§ Activity:
Give back each line below verbatim.

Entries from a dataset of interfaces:
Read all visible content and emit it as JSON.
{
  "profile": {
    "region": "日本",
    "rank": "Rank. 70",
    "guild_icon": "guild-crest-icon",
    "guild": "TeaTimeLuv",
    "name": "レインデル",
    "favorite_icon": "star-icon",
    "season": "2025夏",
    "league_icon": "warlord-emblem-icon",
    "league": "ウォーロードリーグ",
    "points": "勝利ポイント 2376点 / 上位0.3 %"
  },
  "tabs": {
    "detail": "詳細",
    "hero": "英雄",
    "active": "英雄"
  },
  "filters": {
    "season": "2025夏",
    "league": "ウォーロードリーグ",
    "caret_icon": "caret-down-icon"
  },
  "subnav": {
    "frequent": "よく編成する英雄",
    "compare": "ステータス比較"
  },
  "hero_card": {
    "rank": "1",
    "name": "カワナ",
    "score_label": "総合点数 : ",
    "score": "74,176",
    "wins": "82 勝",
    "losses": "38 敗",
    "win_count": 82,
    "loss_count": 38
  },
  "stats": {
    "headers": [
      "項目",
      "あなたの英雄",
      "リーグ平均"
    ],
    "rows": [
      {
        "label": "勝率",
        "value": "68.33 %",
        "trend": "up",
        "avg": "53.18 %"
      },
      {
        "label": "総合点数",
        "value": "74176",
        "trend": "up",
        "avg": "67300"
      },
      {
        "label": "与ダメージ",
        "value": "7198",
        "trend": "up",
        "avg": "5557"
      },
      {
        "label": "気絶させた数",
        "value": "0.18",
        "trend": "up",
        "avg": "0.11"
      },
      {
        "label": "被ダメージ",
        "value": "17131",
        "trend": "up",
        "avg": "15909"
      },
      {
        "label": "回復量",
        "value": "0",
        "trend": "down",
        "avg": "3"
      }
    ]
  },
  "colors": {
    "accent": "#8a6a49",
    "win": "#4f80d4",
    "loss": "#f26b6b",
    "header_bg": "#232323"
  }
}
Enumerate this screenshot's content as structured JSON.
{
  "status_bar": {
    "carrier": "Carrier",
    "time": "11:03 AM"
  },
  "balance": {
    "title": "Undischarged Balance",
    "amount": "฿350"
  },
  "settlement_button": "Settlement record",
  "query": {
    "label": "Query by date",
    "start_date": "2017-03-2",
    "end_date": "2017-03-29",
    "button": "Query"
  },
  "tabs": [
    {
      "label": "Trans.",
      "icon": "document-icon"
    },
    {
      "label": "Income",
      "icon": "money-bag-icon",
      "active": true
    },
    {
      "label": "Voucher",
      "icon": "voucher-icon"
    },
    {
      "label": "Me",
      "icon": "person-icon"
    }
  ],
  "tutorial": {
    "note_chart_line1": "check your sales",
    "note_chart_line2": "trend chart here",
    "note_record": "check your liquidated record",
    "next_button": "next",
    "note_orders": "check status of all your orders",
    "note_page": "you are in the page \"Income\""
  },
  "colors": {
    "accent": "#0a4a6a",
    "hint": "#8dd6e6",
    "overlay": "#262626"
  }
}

§ Exercise solution:
Read all visible content and emit it as JSON.
{
  "profile": {
    "region": "日本",
    "rank": "Rank. 70",
    "guild_icon": "guild-crest-icon",
    "guild": "TeaTimeLuv",
    "name": "レインデル",
    "favorite_icon": "star-icon",
    "season": "2025夏",
    "league_icon": "warlord-emblem-icon",
    "league": "ウォーロードリーグ",
    "points": "勝利ポイント 2376点 / 上位0.3 %"
  },
  "tabs": {
    "detail": "詳細",
    "hero": "英雄",
    "active": "英雄"
  },
  "filters": {
    "season": "2025夏",
    "league": "ウォーロードリーグ",
    "caret_icon": "caret-down-icon"
  },
  "subnav": {
    "frequent": "よく編成する英雄",
    "compare": "ステータス比較"
  },
  "hero_card": {
    "rank": "1",
    "name": "カワナ",
    "score_label": "総合点数 : ",
    "score": "74,176",
    "wins": "82 勝",
    "losses": "38 敗",
    "win_count": 82,
    "loss_count": 38
  },
  "stats": {
    "headers": [
      "項目",
      "あなたの英雄",
      "リーグ平均"
    ],
    "rows": [
      {
        "label": "勝率",
        "value": "68.33 %",
        "trend": "up",
        "avg": "53.18 %"
      },
      {
        "label": "総合点数",
        "value": "74176",
        "trend": "up",
        "avg": "67300"
      },
      {
        "label": "与ダメージ",
        "value": "7198",
        "trend": "up",
        "avg": "5557"
      },
      {
        "label": "気絶させた数",
        "value": "0.18",
        "trend": "up",
        "avg": "0.11"
      },
      {
        "label": "被ダメージ",
        "value": "17131",
        "trend": "up",
        "avg": "15909"
      },
      {
        "label": "回復量",
        "value": "0",
        "trend": "down",
        "avg": "3"
      }
    ]
  },
  "colors": {
    "accent": "#8a6a49",
    "win": "#4f80d4",
    "loss": "#f26b6b",
    "header_bg": "#232323"
  }
}
Enumerate this screenshot's content as structured JSON.
{
  "status_bar": {
    "carrier": "Carrier",
    "time": "11:03 AM"
  },
  "balance": {
    "title": "Undischarged Balance",
    "amount": "฿350"
  },
  "settlement_button": "Settlement record",
  "query": {
    "label": "Query by date",
    "start_date": "2017-03-2",
    "end_date": "2017-03-29",
    "button": "Query"
  },
  "tabs": [
    {
      "label": "Trans.",
      "icon": "document-icon"
    },
    {
      "label": "Income",
      "icon": "money-bag-icon",
      "active": true
    },
    {
      "label": "Voucher",
      "icon": "voucher-icon"
    },
    {
      "label": "Me",
      "icon": "person-icon"
    }
  ],
  "tutorial": {
    "note_chart_line1": "check your sales",
    "note_chart_line2": "trend chart here",
    "note_record": "check your liquidated record",
    "next_button": "next",
    "note_orders": "check status of all your orders",
    "note_page": "you are in the page \"Income\""
  },
  "colors": {
    "accent": "#0a4a6a",
    "hint": "#8dd6e6",
    "overlay": "#262626"
  }
}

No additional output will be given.